The force sustaining Vincent Walker's reformation looms over the rest of his life, but rises just above his knee.
When he looks at his 2-year-old daughter Tamara, Walker remembers his years of crime, drugs, alcohol, loneliness, violence and institutions -- things he is determined she must never know.
Before Tamara, Walker was a man of the streets, making his first trip to Lorton Reformatory in 1967.
To try to avoid his sixth trip there, he enrolled in a rehabilitation program at RAP Inc. in 1984. He said the program convinced him to quit his drug and alcohol abuse.
Along with a soft-spoken air and a jagged past, Walker carries the strain of an ex-addict trying to avoid chemicals.
Now training as an addiction counselor at RAP, a privately funded drug rehabilitation program, he has -- for the first time in his 40 years -- the responsibility of holding a job.
He had prepared for these pressures, but thought he would have a partner. At RAP he met April Blanton, who was succeeding after five failed attempts to beat her drug habit. She gave birth to Tamara, the first child for either parent, and they enrolled in a family program at the Parent Child Center, while Blanton began training as a nurse's assistant.
Then cancer struck. April Blanton died Dec. 20 at age 31.
"It was unfair -- she was ready to work, then she found out she had cancer," said Jacquelyn Henry, family services director at the center. "She said, 'I have kicked this habit, I'm going to school and I'm working for my daughter.
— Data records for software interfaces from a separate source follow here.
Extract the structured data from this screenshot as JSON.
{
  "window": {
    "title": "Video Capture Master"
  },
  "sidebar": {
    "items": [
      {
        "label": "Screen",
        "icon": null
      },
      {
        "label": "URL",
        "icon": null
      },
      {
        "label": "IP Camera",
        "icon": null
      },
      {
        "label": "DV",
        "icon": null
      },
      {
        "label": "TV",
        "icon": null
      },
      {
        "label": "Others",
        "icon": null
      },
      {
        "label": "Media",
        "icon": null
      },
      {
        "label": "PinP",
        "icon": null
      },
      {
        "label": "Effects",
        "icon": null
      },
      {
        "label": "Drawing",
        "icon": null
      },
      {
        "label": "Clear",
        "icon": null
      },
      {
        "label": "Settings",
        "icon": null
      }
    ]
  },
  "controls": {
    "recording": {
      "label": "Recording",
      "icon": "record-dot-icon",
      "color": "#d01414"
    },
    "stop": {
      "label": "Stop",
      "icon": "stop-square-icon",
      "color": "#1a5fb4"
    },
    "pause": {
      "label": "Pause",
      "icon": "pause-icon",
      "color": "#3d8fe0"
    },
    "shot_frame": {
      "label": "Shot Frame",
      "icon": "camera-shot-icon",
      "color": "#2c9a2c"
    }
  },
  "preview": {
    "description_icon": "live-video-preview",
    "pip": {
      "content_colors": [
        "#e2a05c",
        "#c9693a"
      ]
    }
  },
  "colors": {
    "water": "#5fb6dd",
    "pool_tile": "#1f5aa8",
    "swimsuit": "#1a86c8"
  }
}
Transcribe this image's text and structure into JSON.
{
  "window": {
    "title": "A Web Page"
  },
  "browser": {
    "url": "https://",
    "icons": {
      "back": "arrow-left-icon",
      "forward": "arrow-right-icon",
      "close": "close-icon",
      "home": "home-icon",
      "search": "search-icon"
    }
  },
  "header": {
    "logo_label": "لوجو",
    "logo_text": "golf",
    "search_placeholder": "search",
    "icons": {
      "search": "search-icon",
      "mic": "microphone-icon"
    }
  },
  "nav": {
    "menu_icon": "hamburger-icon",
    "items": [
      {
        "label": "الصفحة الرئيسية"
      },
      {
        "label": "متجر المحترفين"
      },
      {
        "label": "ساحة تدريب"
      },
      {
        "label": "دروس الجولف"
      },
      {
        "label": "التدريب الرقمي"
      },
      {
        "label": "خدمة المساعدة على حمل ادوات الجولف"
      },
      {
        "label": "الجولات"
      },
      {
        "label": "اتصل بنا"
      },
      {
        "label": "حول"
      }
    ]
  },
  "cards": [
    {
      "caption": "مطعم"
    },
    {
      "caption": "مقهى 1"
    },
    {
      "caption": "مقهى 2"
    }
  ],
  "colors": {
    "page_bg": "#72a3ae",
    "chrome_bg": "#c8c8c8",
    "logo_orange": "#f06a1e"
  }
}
And now I'm going to die.' "
Doctors prescribed Blanton a painkiller that Walker had used on the street. "She was hating it, the thought of getting addicted again," Walker said. "She wouldn't use it. She'd say no, and go to buy Advil."
As Blanton weakened, Walker said, "We sort of argued a lot. Then I began to understand it. I resented her dying. She's leaving me with a baby, and I didn't know a thing about children."
He is learning. He comes to the Parent Child Center regularly for counseling, attends discussions with other parents and visits children three times a week as a volunteer at the center. "I'm totally involved with the PCC," Walker said.
Joan Phillips, Blanton's mother, believes Walker's commitment to fatherhood will keep him honest and sober.
"He's a very responsible father. And he was very devoted to my daughter," said Phillips, adding that Tamara has flourished at the Parent Child Center, where she plays with other children, learns songs and games and has the care and instruction of the center's staff. "I am so glad she's in a program like that. I don't know what we would do without it."
But Walker faces a grim irony: Any misstep of his would put Tamara into city foster care, where he was sent as a 2-year-old after being deserted by his mother.
"I have a dread: What if she has to do it, too?" Walker said. "It was lonely. I was feeling 'Why would someone do this? Why would someone abandon you?' "
Walker works nights at RAP, which he calls "the glue that keeps me together."
RAP's therapy has made him very candid about his history and his hopes.
"If I don't talk about it, I'll go back to that same life style," Walker said. "I have to get all that anger out."
Henry sees him several times a week. "He's got a lot to work through," she said.
"Sobriety, a 2-year-old, the grief about April and having her personal affairs to put straight."
Though Walker believes he can hang on for his sake and his daughter's, he worries "whether or not I'm going to prepare her right, whether or not I can maintain my sobriety, whether I can raise her and keep her, and not get back in criminal activity or anything that would separate us."